Records provided -
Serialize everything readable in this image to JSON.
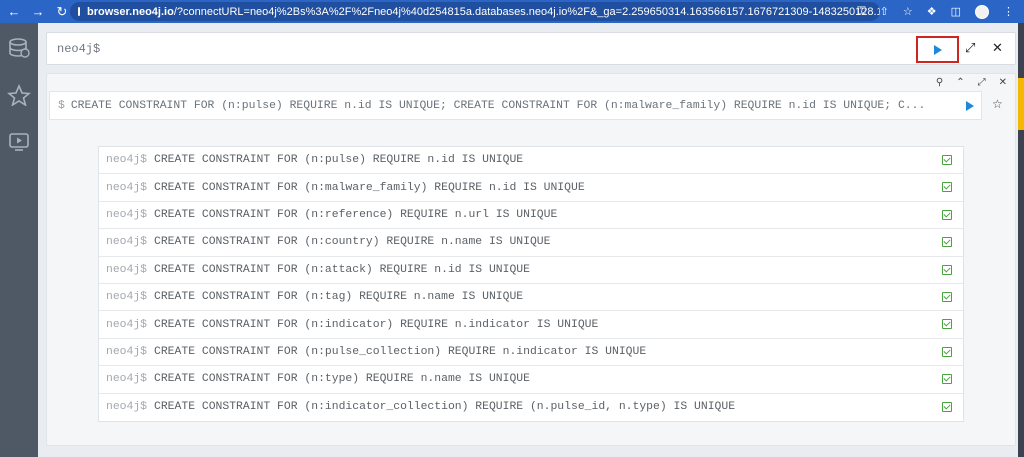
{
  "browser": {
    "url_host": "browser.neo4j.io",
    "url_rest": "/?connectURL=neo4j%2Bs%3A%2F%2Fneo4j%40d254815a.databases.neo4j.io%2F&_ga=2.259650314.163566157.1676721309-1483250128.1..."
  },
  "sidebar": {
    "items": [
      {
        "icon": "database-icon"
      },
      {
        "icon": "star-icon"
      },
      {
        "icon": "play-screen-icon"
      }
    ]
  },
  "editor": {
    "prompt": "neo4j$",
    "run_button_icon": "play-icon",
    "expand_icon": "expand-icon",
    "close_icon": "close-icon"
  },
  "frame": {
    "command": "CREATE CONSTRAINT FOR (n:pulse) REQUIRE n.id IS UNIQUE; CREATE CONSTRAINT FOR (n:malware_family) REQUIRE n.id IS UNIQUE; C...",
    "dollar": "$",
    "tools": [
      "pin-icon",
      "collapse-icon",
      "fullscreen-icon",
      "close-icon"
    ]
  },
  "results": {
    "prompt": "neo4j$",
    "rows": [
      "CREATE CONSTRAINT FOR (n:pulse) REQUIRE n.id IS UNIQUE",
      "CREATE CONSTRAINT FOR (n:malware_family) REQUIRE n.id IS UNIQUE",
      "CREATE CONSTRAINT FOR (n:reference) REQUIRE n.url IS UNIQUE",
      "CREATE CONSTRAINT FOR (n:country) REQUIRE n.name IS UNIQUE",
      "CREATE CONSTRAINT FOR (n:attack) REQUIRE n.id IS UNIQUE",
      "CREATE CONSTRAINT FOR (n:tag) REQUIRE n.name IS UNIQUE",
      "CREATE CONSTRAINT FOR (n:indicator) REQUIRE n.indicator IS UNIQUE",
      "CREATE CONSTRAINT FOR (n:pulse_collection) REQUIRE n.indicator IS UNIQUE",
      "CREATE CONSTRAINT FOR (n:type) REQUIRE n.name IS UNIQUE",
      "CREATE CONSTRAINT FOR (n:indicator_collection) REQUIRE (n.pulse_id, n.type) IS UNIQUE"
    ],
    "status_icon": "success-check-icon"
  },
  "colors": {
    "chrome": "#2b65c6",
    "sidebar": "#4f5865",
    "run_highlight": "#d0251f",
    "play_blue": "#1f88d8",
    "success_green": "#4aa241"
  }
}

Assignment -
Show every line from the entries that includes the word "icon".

Task answer -
        "icon": "database-icon"
        "icon": "star-icon"
        "icon": "play-screen-icon"
    "run_button_icon": "play-icon",
    "expand_icon": "expand-icon",
    "close_icon": "close-icon"
      "pin-icon",
      "collapse-icon",
      "fullscreen-icon",
      "close-icon"
    "status_icon": "success-check-icon"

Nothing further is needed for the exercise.